So, off I went to the Social Security Administration in Waltham last week to apply for a new card. A bundle of papers culled from all over the house. My passport.

There was just one wrinkle. Passport was not enough. A birth certificate would be convincing, but when I was eight, she whispered, my mother changed my name. She threw an additional “r” into ‘Deidre,’ making me ever after ‘Deirdre.’ My birth certificate is wrong.

Notice how I buried that? After holding for 25 minutes the day before and then talking to a super nice guy for 25 minutes, I was counseled to characterize the discrepancy as a misspelling. Tired parents. Careless clerk. Avoid the words, ‘name change.’ The truth is, my mother misspelled my name repeatedly throughout my life, so it wasn’t a stretch to assert (which matters only because I’m a terrible liar). Did she make the change officially? This would’ve been the year JFK was killed. Schenectady County. I have no idea, but somehow I doubted it and clearly there wasn’t time to find out. I certainly didn’t have time to petition a court myself in the event she hadn’t bothered.

I brought an electric bill addressed to ‘Deidre’ to show that it was a common mistake.

Meanwhile, I was fairly certain that I’d applied for my SSN at the time of my first real job — age 15, mother’s helper. If so, no problem.

I arrived at 10:00 to a room full of fellow applicants. I counted a dozen. I hadn’t realized until arriving that the office closed at noon on Wednesdays. Would I make it?

A barrel chested man in uniform, 6’3″ at least, assured me that my queue number would be preserved if I had to return the next day. Okay, that let me relax.

So did recognizing how low the stakes were for me. This is only about being able to leave my passport home when I fly to Boulder or LA. I wasn’t wrestling with immigration or disability payments or Medicare.

Many windows were closed — whether because of the government shutdown or as a matter of course, I didn’t know. People kept flowing in, including an elderly Chinese couple. She could barely walk and relied heavily on her husband for stability.

I kept a head count going. Two people were accompanying other people. Good! One was a no-show. Good! I was beginning to think I’d make it.

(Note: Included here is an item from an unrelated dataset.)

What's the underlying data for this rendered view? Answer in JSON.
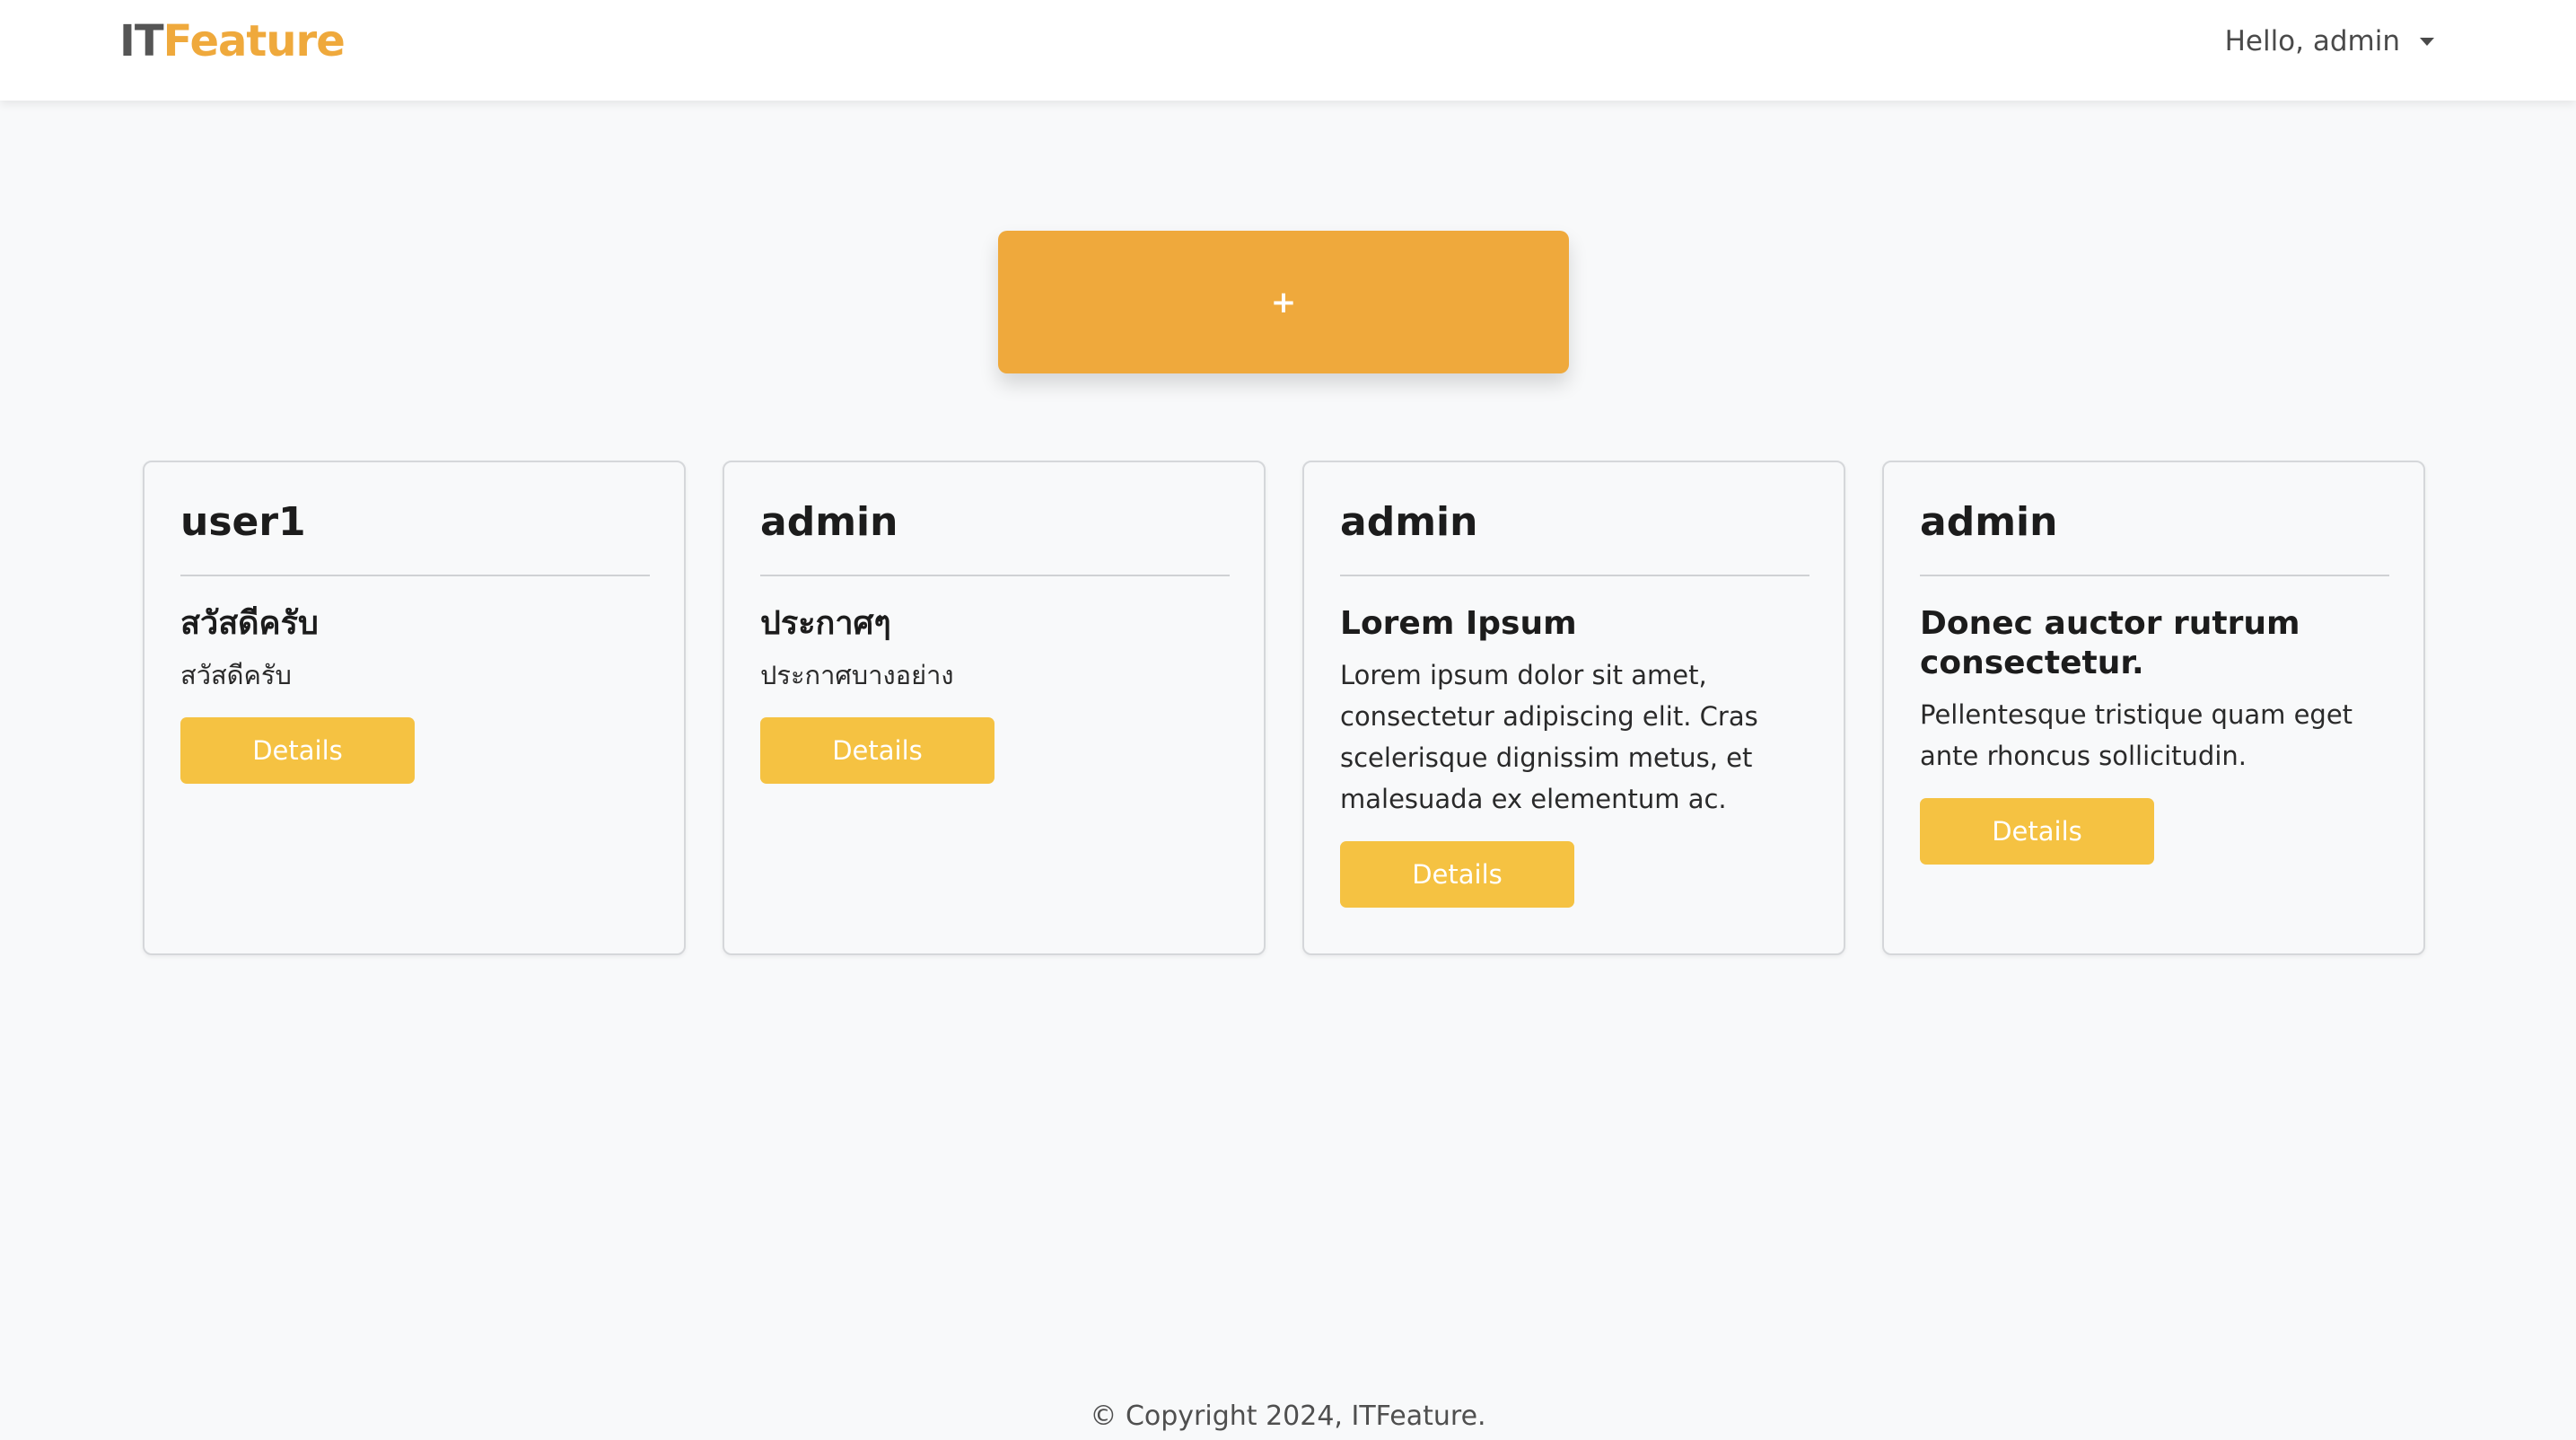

Meanwhile, the officer was tracking everything, too. When a number was called out to no response, he repeated the number in Spanish and sure enough up popped two Hispanic men. The officer added a greeting and more information. Fluently.

Time ticked by. I sunk into the vacancy of waiting mind, which is a lot like resting. Phone untouched. The elderly Chinese man walked his wife to the restroom, then waited outside. His number was called before she finished, so the officer took up waiting in his place. When she emerged, he offered his arm and spoke a few syllables to her in Chinese. Bending down. Speaking softly.

I was blown away.

My number came up! I had a 20 dollar bill in my pocket (lunch money?) to offer the guy at window eight in case he was working without pay (he wasn’t). He was affable. Efficient. I couldn’t believe my luck. He predicted the new card would come well in advance of the officially stated two weeks.

It arrived in three business days.

And so, I trundled off to the RMV in Watertown this morning. It was the usual hive of activity but unlike other years they had a cadre of women previewing applications, scribbling approvals, expediting the line. I was out of there in a half an hour.

Blown away. Again.

And in case that isn’t enough: I sold a quilt on etsy last night! And at midnight I padded downstairs for the ninth search for the missing checkbook (think: recent robberies and a well-meaning attempt to protect our assets) AND FOUND IT! And in case all that isn’t enough: after the aide who was FINALLY going to start up in Salem yesterday bailed and I was starting to feel like the matter would never be resolved for my poor sister, a new one was hired on this morning! Just like that!

Whew. I need to look at astrology and see what’s happening up there.